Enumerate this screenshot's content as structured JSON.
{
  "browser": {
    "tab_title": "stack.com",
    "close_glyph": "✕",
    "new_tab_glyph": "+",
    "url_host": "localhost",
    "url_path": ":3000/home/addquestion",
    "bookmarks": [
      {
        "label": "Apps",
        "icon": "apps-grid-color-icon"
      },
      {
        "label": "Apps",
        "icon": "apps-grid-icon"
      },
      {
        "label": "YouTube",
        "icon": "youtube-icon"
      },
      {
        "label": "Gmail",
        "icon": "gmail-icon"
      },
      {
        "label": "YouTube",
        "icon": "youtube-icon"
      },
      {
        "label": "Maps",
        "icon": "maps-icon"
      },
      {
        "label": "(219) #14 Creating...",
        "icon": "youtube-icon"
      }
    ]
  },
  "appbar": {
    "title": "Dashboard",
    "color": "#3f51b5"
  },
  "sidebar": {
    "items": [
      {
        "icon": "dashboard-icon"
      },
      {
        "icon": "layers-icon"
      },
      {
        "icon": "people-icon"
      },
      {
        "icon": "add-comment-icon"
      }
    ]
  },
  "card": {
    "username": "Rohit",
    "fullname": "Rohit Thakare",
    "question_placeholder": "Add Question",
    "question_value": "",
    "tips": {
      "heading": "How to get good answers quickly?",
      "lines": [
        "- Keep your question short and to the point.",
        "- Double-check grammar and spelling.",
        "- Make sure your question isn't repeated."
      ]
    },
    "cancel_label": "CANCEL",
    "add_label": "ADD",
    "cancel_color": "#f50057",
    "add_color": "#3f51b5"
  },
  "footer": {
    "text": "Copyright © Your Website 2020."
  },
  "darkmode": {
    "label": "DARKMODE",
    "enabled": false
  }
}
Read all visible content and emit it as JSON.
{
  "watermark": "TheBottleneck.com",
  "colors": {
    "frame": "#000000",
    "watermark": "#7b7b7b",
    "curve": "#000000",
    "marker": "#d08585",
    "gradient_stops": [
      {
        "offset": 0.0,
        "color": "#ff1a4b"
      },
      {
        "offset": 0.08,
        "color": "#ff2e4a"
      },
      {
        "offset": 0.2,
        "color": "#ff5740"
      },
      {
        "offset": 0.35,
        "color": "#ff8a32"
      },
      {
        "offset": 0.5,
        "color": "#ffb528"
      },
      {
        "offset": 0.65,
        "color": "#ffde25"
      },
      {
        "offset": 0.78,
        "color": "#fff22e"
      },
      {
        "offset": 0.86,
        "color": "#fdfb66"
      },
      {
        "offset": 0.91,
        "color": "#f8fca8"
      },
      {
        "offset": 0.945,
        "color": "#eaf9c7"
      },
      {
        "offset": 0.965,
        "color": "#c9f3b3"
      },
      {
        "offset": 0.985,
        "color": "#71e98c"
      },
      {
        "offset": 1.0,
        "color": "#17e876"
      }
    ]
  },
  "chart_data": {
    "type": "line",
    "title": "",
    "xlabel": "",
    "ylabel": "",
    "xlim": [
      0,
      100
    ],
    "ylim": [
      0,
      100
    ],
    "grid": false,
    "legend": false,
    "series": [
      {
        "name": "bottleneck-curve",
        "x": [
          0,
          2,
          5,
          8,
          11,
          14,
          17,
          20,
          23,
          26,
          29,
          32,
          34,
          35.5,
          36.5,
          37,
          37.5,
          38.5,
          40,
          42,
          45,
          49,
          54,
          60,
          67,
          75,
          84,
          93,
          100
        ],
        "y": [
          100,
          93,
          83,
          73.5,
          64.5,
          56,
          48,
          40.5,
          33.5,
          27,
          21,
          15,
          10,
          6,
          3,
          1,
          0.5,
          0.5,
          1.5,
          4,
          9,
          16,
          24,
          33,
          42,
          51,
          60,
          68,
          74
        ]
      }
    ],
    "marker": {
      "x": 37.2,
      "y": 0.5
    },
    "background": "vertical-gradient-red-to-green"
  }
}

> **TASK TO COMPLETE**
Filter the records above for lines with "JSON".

> **TASK ANSWER**
Enumerate this screenshot's content as structured JSON.
Read all visible content and emit it as JSON.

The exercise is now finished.